Lastly, Price applies a chemically-induced color, called a patina, to the near-finished bronze.

See more images from this collection on our Flickr page

Learn more about lost wax investment casting here

Thanks to Susan Davis Price for the use of these images. 

1 comment:

  1. I once carried lots of Michael Price’s bronzes from a second floor uptown gallery on Madison Avenue into a rented van where we were transporting them to a show at Haverford College. It was me, Jeff Nagle, and Chris Cairns, but Jeff and I were doing all the carrying. Life-sized bronzes are heavy and despite their padded wrapping, sharp. The memorable thing about that day had to do with their sharpness.

    At some point, I decided that I should get my gloves that I’d left in my backpack in the van. I slipped out to the van, and as I opened my backpack on the front seat I felt the presence of someone behind me. I looked across the van and saw another figure staring through the driver’s window at me. I don’t remember if words were exchanged, but I had the sense that I should remove my hands from my backpack slowly, which I did extracting my gloves. There was a relaxing and the presence behind me backed off, but the one at the other side of the cab continued to watch me carefully. I saw that he was wearing an ear-piece with a coiled cord tucked into his collar. As I got out of the van I saw that there were four or five other big guys with ear-pieces on the street watching me carefully. I looked into the first floor antiquities gallery across from me and saw a large man with an eye-patch shaking hands. Moshe Dayan! In the blink of an eye a car materialized and he was out the door, and they all swept away.
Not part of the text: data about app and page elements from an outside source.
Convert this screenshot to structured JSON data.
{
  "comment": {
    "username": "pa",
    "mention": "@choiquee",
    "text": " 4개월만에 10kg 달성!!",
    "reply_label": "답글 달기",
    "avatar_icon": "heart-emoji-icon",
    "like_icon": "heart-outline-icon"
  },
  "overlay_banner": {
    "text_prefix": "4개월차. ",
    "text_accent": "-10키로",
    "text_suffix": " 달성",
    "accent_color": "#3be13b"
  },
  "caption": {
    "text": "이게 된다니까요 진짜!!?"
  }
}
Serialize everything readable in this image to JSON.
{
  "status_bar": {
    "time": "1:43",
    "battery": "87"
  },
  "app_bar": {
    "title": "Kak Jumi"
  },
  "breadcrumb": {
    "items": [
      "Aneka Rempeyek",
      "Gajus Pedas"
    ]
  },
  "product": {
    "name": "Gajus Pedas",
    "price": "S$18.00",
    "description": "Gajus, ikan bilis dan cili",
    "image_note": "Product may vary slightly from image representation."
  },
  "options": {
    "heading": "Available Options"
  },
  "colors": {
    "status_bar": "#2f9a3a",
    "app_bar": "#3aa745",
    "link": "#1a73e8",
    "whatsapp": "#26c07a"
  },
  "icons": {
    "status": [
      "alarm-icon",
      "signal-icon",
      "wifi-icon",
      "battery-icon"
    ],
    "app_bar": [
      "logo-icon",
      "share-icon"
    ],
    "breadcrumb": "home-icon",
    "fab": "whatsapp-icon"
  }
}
    I think about this whenever I see the life-sized Michael Price figure that stands in front of a fire station in Allentown near Muhlenberg College.